A CAMPAIGN has been launched to save one of the North-East's most historic railway buildings before it is demolished.

The 167-year-old derelict building, off Haughton Road, Darlington, can claim to be the world's first main line engine shed.

Darlington Civic Trust has applied to English Heritage to have it added to the list of protected buildings following a developer's request to demolish it.

A trust spokesman said: "Part of our railway heritage is threatened, and we have moved swiftly to ask English Heritage to list it as an example of an early engine shed.

"Demolition would be a sad loss to the town's rich heritage."

An application has been received by Darlington Borough Council to demolish the shed and build 65 homes on the site - formerly sidings - around it.

The shed is at the end of the first stretch of the East Coast Main Line, which opened on March 30, 1841, between York and Darlington. The stretch of line, running north-south, terminated where it met the Stockton and Darlington Railway, which ran east-west.

The engine shed was built by the Great North Eastern Railway at that junction, with two lines running into it. It was big enough to house four of the first main line steam engines.

As the main line was extended north in 1844, it was no longer needed as a terminus and its role was downgraded to maintenance.
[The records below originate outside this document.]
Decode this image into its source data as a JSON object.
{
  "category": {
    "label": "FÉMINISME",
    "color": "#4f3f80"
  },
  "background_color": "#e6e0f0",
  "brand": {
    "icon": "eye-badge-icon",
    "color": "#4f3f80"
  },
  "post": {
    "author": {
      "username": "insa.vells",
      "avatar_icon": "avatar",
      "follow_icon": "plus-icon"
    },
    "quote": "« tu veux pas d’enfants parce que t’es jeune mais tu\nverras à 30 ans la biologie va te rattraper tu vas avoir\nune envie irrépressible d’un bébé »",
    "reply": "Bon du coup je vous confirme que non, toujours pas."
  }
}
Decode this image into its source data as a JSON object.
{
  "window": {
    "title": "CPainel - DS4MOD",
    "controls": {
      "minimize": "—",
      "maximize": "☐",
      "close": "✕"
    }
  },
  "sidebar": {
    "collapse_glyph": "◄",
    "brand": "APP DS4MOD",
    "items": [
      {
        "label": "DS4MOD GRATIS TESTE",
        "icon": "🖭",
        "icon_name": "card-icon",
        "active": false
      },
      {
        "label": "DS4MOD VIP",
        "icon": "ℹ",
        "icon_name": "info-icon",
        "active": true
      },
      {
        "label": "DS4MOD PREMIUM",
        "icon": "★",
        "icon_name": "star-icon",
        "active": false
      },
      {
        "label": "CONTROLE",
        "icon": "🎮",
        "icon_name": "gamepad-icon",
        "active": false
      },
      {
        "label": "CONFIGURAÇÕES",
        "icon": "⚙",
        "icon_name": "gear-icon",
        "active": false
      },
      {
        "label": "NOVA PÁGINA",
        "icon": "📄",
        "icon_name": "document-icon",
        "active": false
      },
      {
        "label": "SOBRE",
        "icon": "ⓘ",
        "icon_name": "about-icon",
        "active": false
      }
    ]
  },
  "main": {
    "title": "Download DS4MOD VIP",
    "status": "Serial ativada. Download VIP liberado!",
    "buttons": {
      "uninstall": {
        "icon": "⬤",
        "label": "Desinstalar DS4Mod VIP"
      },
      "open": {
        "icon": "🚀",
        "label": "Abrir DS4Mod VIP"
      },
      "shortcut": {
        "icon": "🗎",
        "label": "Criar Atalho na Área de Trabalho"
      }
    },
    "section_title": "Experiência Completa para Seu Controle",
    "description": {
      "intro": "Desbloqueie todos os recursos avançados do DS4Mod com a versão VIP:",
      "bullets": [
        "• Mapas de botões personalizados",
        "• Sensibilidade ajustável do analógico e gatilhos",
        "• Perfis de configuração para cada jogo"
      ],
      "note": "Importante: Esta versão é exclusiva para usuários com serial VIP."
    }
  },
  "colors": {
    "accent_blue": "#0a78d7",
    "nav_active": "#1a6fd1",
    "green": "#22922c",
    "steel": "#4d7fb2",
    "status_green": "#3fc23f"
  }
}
It is believed to have been altered or rebuilt in 1854. Since the Seventies, the shed - opposite the new Darlington College - has been used as a car repair garage.
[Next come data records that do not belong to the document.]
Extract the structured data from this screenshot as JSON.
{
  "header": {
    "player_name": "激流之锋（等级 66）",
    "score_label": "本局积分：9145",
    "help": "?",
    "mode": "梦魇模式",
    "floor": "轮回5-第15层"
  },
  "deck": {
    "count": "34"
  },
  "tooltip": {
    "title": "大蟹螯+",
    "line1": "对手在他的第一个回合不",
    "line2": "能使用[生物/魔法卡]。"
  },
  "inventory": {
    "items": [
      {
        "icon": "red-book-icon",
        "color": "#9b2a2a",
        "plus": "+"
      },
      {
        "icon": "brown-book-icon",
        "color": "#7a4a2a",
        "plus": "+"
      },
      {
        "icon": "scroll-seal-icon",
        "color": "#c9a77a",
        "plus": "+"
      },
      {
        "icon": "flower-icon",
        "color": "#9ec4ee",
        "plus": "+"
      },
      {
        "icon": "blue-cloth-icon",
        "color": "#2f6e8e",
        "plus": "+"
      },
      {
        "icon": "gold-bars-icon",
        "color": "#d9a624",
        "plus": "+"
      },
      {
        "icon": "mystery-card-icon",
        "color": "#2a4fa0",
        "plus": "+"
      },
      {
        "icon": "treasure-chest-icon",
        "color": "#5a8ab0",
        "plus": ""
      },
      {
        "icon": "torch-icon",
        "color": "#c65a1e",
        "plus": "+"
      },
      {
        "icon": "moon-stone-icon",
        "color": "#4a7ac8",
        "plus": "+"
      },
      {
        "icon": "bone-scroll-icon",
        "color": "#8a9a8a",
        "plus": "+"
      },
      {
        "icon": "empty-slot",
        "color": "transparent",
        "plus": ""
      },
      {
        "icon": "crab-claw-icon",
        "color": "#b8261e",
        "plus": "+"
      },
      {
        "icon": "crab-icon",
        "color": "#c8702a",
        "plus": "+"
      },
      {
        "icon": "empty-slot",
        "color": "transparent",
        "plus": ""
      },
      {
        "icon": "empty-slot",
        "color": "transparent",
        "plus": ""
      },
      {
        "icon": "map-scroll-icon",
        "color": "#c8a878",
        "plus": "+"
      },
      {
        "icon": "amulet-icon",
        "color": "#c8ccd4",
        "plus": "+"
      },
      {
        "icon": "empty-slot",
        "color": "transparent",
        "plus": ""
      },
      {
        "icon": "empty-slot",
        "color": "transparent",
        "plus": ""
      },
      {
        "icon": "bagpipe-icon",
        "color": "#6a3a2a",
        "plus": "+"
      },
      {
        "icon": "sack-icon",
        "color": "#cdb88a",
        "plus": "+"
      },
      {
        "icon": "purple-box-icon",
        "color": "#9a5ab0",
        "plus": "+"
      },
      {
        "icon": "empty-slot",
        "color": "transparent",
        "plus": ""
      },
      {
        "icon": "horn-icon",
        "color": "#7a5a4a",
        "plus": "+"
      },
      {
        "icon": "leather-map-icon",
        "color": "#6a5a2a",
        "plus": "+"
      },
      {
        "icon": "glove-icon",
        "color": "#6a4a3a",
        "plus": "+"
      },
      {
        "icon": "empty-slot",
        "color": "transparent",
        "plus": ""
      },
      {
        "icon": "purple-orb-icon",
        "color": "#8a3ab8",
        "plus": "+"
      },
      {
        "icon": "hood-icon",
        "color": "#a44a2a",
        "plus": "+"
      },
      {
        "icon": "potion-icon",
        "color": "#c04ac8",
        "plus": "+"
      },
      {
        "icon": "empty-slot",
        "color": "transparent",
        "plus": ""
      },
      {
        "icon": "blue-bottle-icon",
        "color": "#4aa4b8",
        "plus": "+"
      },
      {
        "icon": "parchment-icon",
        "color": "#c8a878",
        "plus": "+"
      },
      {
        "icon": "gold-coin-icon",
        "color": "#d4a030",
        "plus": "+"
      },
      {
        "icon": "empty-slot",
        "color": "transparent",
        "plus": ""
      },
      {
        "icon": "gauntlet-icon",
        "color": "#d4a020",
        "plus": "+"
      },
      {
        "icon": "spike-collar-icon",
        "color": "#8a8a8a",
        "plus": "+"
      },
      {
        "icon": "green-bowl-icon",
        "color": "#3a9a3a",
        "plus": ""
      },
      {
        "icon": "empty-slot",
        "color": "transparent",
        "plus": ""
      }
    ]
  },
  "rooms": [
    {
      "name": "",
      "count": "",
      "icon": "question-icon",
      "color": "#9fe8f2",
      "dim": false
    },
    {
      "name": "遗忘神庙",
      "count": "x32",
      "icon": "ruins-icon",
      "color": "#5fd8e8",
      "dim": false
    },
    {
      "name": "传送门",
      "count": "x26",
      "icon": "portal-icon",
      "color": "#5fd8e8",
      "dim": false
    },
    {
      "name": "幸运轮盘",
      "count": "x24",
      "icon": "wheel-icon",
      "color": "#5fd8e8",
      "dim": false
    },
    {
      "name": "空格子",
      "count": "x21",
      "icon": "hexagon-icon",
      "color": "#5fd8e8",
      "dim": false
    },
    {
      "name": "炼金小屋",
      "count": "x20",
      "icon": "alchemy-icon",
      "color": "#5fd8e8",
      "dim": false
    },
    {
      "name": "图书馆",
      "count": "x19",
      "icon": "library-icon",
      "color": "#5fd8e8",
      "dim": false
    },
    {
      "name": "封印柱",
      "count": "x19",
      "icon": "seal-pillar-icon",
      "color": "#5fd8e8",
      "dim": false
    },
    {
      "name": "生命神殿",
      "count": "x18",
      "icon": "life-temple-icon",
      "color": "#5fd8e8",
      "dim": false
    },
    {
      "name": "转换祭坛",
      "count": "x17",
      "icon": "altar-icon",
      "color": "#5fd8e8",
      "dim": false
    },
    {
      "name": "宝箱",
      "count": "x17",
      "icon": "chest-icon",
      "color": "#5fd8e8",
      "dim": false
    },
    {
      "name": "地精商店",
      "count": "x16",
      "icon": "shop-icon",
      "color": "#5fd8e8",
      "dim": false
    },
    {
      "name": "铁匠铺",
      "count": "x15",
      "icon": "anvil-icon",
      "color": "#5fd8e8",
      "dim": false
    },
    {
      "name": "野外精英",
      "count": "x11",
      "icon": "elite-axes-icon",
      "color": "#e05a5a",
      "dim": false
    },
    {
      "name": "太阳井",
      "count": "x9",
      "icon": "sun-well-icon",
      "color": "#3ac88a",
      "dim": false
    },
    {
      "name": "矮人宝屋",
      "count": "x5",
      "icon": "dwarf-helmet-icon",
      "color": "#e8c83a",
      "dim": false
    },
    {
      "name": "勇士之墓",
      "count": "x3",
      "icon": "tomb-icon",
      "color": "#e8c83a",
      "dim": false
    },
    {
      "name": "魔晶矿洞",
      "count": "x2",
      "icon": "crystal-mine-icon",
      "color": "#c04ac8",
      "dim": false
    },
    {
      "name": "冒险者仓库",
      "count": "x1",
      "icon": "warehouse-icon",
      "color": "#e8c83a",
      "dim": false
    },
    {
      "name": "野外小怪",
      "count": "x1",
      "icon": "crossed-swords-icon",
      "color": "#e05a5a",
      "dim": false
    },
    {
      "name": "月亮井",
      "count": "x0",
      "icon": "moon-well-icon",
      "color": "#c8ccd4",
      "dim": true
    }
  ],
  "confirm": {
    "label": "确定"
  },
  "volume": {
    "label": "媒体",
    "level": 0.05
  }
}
Now empty and derelict, it was sold in 2005 by British Rail.

Alban Cassidy, of CA Planning, in Preston, Lancashire, which is acting for the developer, said: "Our application does not set the outline of our proposed buildings in stone.
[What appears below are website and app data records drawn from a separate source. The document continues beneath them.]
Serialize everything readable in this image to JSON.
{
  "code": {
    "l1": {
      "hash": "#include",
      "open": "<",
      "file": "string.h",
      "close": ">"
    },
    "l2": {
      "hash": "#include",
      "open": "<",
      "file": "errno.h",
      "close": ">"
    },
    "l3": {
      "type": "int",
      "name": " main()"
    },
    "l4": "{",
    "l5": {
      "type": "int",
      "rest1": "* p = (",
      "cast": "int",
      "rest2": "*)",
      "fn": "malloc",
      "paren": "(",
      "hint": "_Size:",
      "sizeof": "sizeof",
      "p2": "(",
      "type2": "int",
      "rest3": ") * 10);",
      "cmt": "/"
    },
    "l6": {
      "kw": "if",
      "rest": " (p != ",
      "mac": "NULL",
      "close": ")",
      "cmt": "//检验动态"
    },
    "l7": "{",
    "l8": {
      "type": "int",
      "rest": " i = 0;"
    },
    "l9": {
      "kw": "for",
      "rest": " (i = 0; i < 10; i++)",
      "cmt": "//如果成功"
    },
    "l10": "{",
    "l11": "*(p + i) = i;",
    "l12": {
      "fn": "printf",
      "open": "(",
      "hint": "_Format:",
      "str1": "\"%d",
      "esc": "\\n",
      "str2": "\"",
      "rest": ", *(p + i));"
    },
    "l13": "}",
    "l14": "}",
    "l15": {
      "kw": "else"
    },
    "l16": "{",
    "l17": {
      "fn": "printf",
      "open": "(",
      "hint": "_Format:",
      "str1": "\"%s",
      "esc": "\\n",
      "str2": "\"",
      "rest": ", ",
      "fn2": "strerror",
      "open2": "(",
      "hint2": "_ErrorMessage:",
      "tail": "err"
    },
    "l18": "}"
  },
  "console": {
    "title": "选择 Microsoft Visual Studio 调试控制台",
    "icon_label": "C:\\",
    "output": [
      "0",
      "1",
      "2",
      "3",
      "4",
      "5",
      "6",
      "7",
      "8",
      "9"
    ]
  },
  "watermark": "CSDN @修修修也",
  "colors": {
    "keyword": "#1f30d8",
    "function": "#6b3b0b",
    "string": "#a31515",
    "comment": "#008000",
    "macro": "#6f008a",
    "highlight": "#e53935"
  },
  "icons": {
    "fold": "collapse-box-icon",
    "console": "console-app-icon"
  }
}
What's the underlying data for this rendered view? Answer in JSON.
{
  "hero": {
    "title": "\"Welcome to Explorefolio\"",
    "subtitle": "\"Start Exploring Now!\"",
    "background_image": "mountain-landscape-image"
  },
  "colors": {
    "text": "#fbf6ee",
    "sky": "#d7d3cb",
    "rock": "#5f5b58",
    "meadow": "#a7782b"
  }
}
"There is a degree of flexibility. Our scheme would not preclude its preservation if that is what is demanded.

"The building is very large and industrial and we do not think it would be practical to convert it. It is structurally sound, but it is decrepit."

He said that for the past 30 years, Darlington's proposed cross-town route has been planned to run through the site of the shed.

Samantha Amos, of English Heritage, in York, said the listing process would take about three months.

If the shed is to be preserved, a new use for it will have to be found. One expensive suggestion is that it is dismantled brick by brick and rebuilt at the North Road Railway Museum, in Darlington.